Orbit of 31345
Discovery
Discovered by LONEOS
Discovery date 3 August 1998
Orbital characteristics[1]
Epoch 13 January 2016 (JD 2457400.5)
Uncertainty parameter 0
Observation arc 13601 days (37.24 yr)
Aphelion 2.8041 AU (419.49 Gm)
Perihelion 1.2264 AU (183.47 Gm)
2.0153 AU (301.48 Gm)
Eccentricity 0.39143
2.86 yr (1045.0 d)
8.9514°
0° 20m 40.236s / day
Inclination 6.4937°
222.79°
155.93°
Known satellites 1
Earth MOID 0.232976 AU (34.8527 Gm)
Jupiter MOID 2.66484 AU (398.654 Gm)
Proper orbital elements
125.7425 deg / yr
2.86299 yr
(1045.708 d)
Physical characteristics
Dimensions 900 m (3,000 ft)[2]
2.51620 h (0.104842 d)[1][3]
0.16[2]
Temperature 188 K (-85°C)
Q
17.3[1][2]
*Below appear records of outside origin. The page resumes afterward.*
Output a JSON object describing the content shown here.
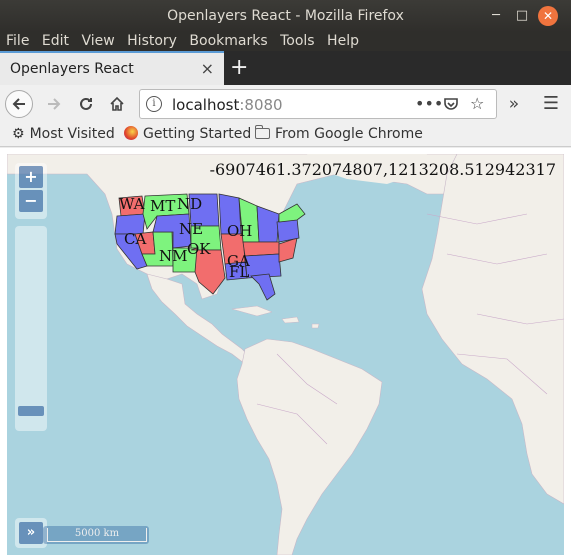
{
  "window": {
    "title": "Openlayers React - Mozilla Firefox"
  },
  "menu": [
    "File",
    "Edit",
    "View",
    "History",
    "Bookmarks",
    "Tools",
    "Help"
  ],
  "tab": {
    "label": "Openlayers React",
    "close": "×",
    "new_tab": "+"
  },
  "nav": {
    "url_host": "localhost",
    "url_port": ":8080",
    "info_glyph": "i"
  },
  "bookmarks": [
    {
      "label": "Most Visited",
      "icon": "gear-icon"
    },
    {
      "label": "Getting Started",
      "icon": "firefox-icon"
    },
    {
      "label": "From Google Chrome",
      "icon": "folder-icon"
    }
  ],
  "map": {
    "mouse_position": "-6907461.372074807,1213208.512942317",
    "zoom_in": "+",
    "zoom_out": "−",
    "overview_toggle": "»",
    "scale_label": "5000 km",
    "state_labels": [
      "WA",
      "MT",
      "ND",
      "NE",
      "CA",
      "NM",
      "OK",
      "OH",
      "GA",
      "FL"
    ],
    "state_colors": {
      "red": "#f26d6d",
      "green": "#7ef37e",
      "blue": "#6f6ff2"
    },
    "ocean_color": "#aad3df",
    "land_color": "#f2efe9"
  }
}
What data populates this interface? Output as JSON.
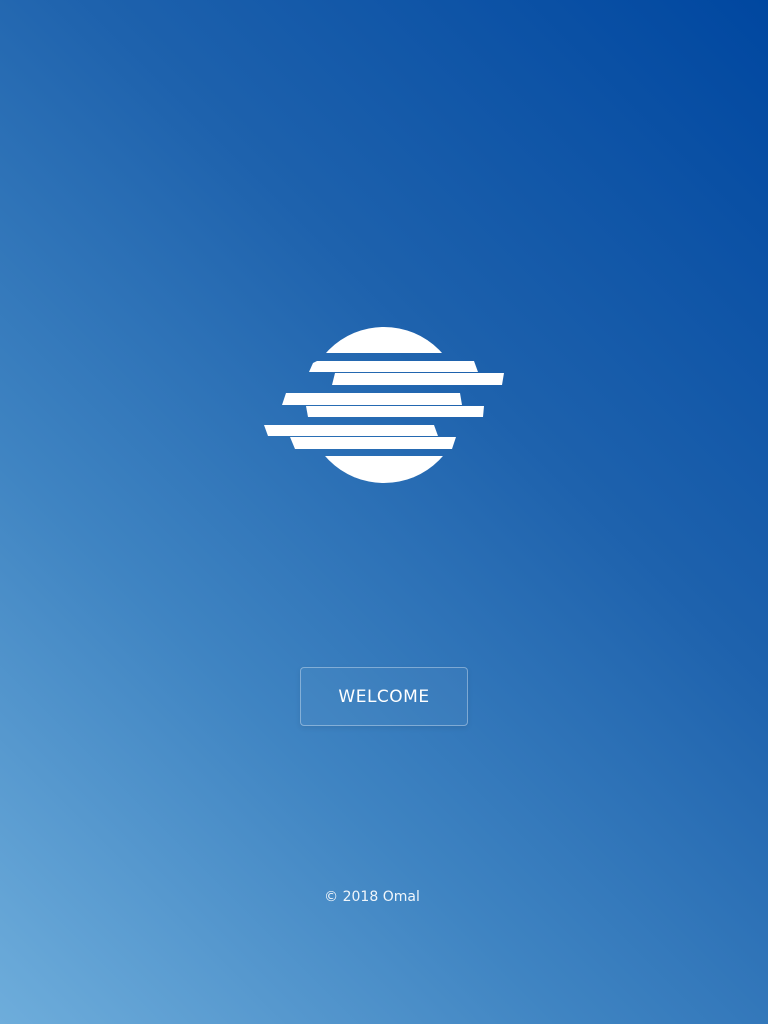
{
  "logo": {
    "icon": "striped-sun-logo",
    "color": "#ffffff"
  },
  "welcome": {
    "label": "WELCOME"
  },
  "footer": {
    "copyright": "© 2018 Omal"
  },
  "colors": {
    "gradient_light": "#6eaddb",
    "gradient_mid": "#1e62ad",
    "gradient_dark": "#0047a0",
    "text": "#ffffff"
  }
}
(31345) 1998 PG is an Amor near-Earth asteroid discovered by the LONEOS program on August 3, 1998. It is known to have a moon, S/2001 (31345) 1.[4]

Status as a Near-Earth Object[edit]

1998 PG is classified as an Amor asteroid. It has made multiple close approaches to Earth, with the closest being 35,648,680 kilometres (22,151,060 mi) on 15 October 1978.[1]

Moon[edit]

Table Mountain Observatory, where S/2001 (31345) 1 was discovered.
The 1998 PG system compared to other binary asteroids.

1998 PG has a single moon, S/2001 (31345) 1. The moon was discovered at the Table Mountain Observatory by analyzing observations from 29 August to 25 October 1998. S/2001 (31345) 1 has a size of 300 metres (980 ft), one-third the size of the asteroid itself, and orbits every 14 hours with a semi-major axis of 1.5 kilometres (0.93 mi).[2] From the surface of 1998 PG, the moon would have an angular diameter of about 16.3°.[a] For comparison, the Sun appears to be 0.5° from Earth.

Notes[edit]

  1. ^ Calculated by solving .

References[edit]

  1. ^ a b c d "(31345) 1998 PG orbit diagram". JPL Small-Body Database. Jet Propulsion Laboratory. SPK-ID: 2031345. Retrieved 5 April 2016. 
  2. ^ a b c d Johnston, W. R. (1 September 2005). "(31345) 1998 PG". Johnston's Archive. Retrieved 2013-09-20. 
  3. ^ Pravec, P.; et al. (2000). "Two-Period Lightcurves of 1996 FG3, 1998 PG, and (5407) 1992 AX: One Probable and Two Possible Binary Asteroids". Icarus. 146 (1): 190–200. Bibcode:2000Icar..146..190P. doi:10.1006/icar.2000.6375. 
  4. ^ Lance, B. (6 August 2013). "Binary and Ternary Near-Earth Asteroids Detected by Radar". JPL/NASA. Retrieved 2013-09-20. 

Further reading[edit]

External links[edit]